═════ Data to examine ═════

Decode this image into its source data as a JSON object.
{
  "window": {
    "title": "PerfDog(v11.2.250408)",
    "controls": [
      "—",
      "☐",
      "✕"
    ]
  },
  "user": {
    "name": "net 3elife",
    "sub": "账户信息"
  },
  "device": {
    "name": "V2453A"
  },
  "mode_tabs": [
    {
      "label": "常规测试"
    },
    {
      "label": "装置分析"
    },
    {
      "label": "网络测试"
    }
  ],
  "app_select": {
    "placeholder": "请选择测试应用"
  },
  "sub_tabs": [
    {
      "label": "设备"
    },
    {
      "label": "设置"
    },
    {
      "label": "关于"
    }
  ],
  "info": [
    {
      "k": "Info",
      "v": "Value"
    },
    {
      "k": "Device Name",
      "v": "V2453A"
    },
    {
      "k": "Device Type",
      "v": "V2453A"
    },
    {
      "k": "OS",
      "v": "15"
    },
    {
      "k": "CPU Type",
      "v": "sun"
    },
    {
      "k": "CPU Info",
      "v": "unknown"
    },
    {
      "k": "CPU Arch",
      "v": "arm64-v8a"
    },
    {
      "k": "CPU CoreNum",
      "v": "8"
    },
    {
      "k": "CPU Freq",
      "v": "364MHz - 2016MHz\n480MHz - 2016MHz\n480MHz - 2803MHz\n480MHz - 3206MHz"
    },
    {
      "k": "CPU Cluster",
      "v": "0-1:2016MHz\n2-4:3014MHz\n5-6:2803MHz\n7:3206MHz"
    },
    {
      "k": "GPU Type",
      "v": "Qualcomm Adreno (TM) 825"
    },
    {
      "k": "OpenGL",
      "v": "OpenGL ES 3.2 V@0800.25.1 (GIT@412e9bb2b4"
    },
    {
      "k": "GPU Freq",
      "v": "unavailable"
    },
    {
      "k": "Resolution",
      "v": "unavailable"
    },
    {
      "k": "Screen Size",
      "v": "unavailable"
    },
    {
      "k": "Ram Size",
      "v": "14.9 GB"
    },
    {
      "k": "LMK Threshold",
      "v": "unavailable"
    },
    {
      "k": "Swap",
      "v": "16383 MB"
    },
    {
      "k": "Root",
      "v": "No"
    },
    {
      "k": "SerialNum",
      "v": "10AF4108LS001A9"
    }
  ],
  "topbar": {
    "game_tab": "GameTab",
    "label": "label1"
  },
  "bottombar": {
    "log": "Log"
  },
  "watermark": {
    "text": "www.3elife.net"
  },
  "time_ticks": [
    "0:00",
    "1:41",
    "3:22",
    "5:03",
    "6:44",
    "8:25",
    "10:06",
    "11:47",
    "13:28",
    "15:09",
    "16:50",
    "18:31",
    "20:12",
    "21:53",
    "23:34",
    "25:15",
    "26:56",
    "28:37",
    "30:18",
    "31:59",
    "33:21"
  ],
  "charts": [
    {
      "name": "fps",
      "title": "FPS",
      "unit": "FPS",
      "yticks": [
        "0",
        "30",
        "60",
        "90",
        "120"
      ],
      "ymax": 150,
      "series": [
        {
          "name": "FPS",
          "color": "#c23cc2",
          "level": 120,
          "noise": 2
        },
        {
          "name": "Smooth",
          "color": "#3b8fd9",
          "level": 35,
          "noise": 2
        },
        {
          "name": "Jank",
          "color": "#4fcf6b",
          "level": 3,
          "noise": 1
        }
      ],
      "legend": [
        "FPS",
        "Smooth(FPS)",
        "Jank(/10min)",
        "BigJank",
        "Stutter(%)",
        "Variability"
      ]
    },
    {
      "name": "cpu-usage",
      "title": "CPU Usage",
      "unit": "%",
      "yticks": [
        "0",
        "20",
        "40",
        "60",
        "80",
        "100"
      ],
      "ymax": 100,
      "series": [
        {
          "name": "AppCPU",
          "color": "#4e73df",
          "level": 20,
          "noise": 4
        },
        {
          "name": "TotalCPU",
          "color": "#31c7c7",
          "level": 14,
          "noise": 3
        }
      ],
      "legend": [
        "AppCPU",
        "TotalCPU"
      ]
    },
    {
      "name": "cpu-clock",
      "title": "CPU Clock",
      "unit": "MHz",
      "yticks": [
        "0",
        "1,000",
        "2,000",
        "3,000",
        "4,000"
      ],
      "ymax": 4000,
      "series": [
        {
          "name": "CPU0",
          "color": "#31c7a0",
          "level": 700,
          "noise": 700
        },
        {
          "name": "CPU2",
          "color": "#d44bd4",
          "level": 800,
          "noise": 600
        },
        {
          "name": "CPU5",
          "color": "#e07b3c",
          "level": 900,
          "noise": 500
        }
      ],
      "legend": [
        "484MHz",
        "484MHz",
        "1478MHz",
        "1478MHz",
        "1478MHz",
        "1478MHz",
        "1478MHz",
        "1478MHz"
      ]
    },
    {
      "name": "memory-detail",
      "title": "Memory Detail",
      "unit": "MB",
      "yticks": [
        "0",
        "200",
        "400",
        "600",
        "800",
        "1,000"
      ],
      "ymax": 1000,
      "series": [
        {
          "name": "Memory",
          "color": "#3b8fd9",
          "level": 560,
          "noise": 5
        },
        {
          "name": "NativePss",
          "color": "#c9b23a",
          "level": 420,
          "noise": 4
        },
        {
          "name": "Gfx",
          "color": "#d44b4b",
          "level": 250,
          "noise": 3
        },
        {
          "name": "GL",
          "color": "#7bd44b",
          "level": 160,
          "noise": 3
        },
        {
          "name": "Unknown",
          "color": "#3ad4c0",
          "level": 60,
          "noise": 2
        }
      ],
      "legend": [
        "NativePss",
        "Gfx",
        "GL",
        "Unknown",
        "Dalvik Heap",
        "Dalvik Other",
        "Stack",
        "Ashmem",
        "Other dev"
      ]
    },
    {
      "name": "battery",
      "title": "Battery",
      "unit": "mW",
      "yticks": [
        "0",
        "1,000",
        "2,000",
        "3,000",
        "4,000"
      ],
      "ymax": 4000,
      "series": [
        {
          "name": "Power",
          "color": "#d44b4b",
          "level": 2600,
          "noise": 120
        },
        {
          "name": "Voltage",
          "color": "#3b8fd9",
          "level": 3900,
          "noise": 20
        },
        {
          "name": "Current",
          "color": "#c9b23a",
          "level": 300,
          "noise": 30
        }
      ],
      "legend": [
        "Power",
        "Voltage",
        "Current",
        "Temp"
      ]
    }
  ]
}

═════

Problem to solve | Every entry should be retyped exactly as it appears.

Response below |
Decode this image into its source data as a JSON object.
{
  "window": {
    "title": "PerfDog(v11.2.250408)",
    "controls": [
      "—",
      "☐",
      "✕"
    ]
  },
  "user": {
    "name": "net 3elife",
    "sub": "账户信息"
  },
  "device": {
    "name": "V2453A"
  },
  "mode_tabs": [
    {
      "label": "常规测试"
    },
    {
      "label": "装置分析"
    },
    {
      "label": "网络测试"
    }
  ],
  "app_select": {
    "placeholder": "请选择测试应用"
  },
  "sub_tabs": [
    {
      "label": "设备"
    },
    {
      "label": "设置"
    },
    {
      "label": "关于"
    }
  ],
  "info": [
    {
      "k": "Info",
      "v": "Value"
    },
    {
      "k": "Device Name",
      "v": "V2453A"
    },
    {
      "k": "Device Type",
      "v": "V2453A"
    },
    {
      "k": "OS",
      "v": "15"
    },
    {
      "k": "CPU Type",
      "v": "sun"
    },
    {
      "k": "CPU Info",
      "v": "unknown"
    },
    {
      "k": "CPU Arch",
      "v": "arm64-v8a"
    },
    {
      "k": "CPU CoreNum",
      "v": "8"
    },
    {
      "k": "CPU Freq",
      "v": "364MHz - 2016MHz\n480MHz - 2016MHz\n480MHz - 2803MHz\n480MHz - 3206MHz"
    },
    {
      "k": "CPU Cluster",
      "v": "0-1:2016MHz\n2-4:3014MHz\n5-6:2803MHz\n7:3206MHz"
    },
    {
      "k": "GPU Type",
      "v": "Qualcomm Adreno (TM) 825"
    },
    {
      "k": "OpenGL",
      "v": "OpenGL ES 3.2 V@0800.25.1 (GIT@412e9bb2b4"
    },
    {
      "k": "GPU Freq",
      "v": "unavailable"
    },
    {
      "k": "Resolution",
      "v": "unavailable"
    },
    {
      "k": "Screen Size",
      "v": "unavailable"
    },
    {
      "k": "Ram Size",
      "v": "14.9 GB"
    },
    {
      "k": "LMK Threshold",
      "v": "unavailable"
    },
    {
      "k": "Swap",
      "v": "16383 MB"
    },
    {
      "k": "Root",
      "v": "No"
    },
    {
      "k": "SerialNum",
      "v": "10AF4108LS001A9"
    }
  ],
  "topbar": {
    "game_tab": "GameTab",
    "label": "label1"
  },
  "bottombar": {
    "log": "Log"
  },
  "watermark": {
    "text": "www.3elife.net"
  },
  "time_ticks": [
    "0:00",
    "1:41",
    "3:22",
    "5:03",
    "6:44",
    "8:25",
    "10:06",
    "11:47",
    "13:28",
    "15:09",
    "16:50",
    "18:31",
    "20:12",
    "21:53",
    "23:34",
    "25:15",
    "26:56",
    "28:37",
    "30:18",
    "31:59",
    "33:21"
  ],
  "charts": [
    {
      "name": "fps",
      "title": "FPS",
      "unit": "FPS",
      "yticks": [
        "0",
        "30",
        "60",
        "90",
        "120"
      ],
      "ymax": 150,
      "series": [
        {
          "name": "FPS",
          "color": "#c23cc2",
          "level": 120,
          "noise": 2
        },
        {
          "name": "Smooth",
          "color": "#3b8fd9",
          "level": 35,
          "noise": 2
        },
        {
          "name": "Jank",
          "color": "#4fcf6b",
          "level": 3,
          "noise": 1
        }
      ],
      "legend": [
        "FPS",
        "Smooth(FPS)",
        "Jank(/10min)",
        "BigJank",
        "Stutter(%)",
        "Variability"
      ]
    },
    {
      "name": "cpu-usage",
      "title": "CPU Usage",
      "unit": "%",
      "yticks": [
        "0",
        "20",
        "40",
        "60",
        "80",
        "100"
      ],
      "ymax": 100,
      "series": [
        {
          "name": "AppCPU",
          "color": "#4e73df",
          "level": 20,
          "noise": 4
        },
        {
          "name": "TotalCPU",
          "color": "#31c7c7",
          "level": 14,
          "noise": 3
        }
      ],
      "legend": [
        "AppCPU",
        "TotalCPU"
      ]
    },
    {
      "name": "cpu-clock",
      "title": "CPU Clock",
      "unit": "MHz",
      "yticks": [
        "0",
        "1,000",
        "2,000",
        "3,000",
        "4,000"
      ],
      "ymax": 4000,
      "series": [
        {
          "name": "CPU0",
          "color": "#31c7a0",
          "level": 700,
          "noise": 700
        },
        {
          "name": "CPU2",
          "color": "#d44bd4",
          "level": 800,
          "noise": 600
        },
        {
          "name": "CPU5",
          "color": "#e07b3c",
          "level": 900,
          "noise": 500
        }
      ],
      "legend": [
        "484MHz",
        "484MHz",
        "1478MHz",
        "1478MHz",
        "1478MHz",
        "1478MHz",
        "1478MHz",
        "1478MHz"
      ]
    },
    {
      "name": "memory-detail",
      "title": "Memory Detail",
      "unit": "MB",
      "yticks": [
        "0",
        "200",
        "400",
        "600",
        "800",
        "1,000"
      ],
      "ymax": 1000,
      "series": [
        {
          "name": "Memory",
          "color": "#3b8fd9",
          "level": 560,
          "noise": 5
        },
        {
          "name": "NativePss",
          "color": "#c9b23a",
          "level": 420,
          "noise": 4
        },
        {
          "name": "Gfx",
          "color": "#d44b4b",
          "level": 250,
          "noise": 3
        },
        {
          "name": "GL",
          "color": "#7bd44b",
          "level": 160,
          "noise": 3
        },
        {
          "name": "Unknown",
          "color": "#3ad4c0",
          "level": 60,
          "noise": 2
        }
      ],
      "legend": [
        "NativePss",
        "Gfx",
        "GL",
        "Unknown",
        "Dalvik Heap",
        "Dalvik Other",
        "Stack",
        "Ashmem",
        "Other dev"
      ]
    },
    {
      "name": "battery",
      "title": "Battery",
      "unit": "mW",
      "yticks": [
        "0",
        "1,000",
        "2,000",
        "3,000",
        "4,000"
      ],
      "ymax": 4000,
      "series": [
        {
          "name": "Power",
          "color": "#d44b4b",
          "level": 2600,
          "noise": 120
        },
        {
          "name": "Voltage",
          "color": "#3b8fd9",
          "level": 3900,
          "noise": 20
        },
        {
          "name": "Current",
          "color": "#c9b23a",
          "level": 300,
          "noise": 30
        }
      ],
      "legend": [
        "Power",
        "Voltage",
        "Current",
        "Temp"
      ]
    }
  ]
}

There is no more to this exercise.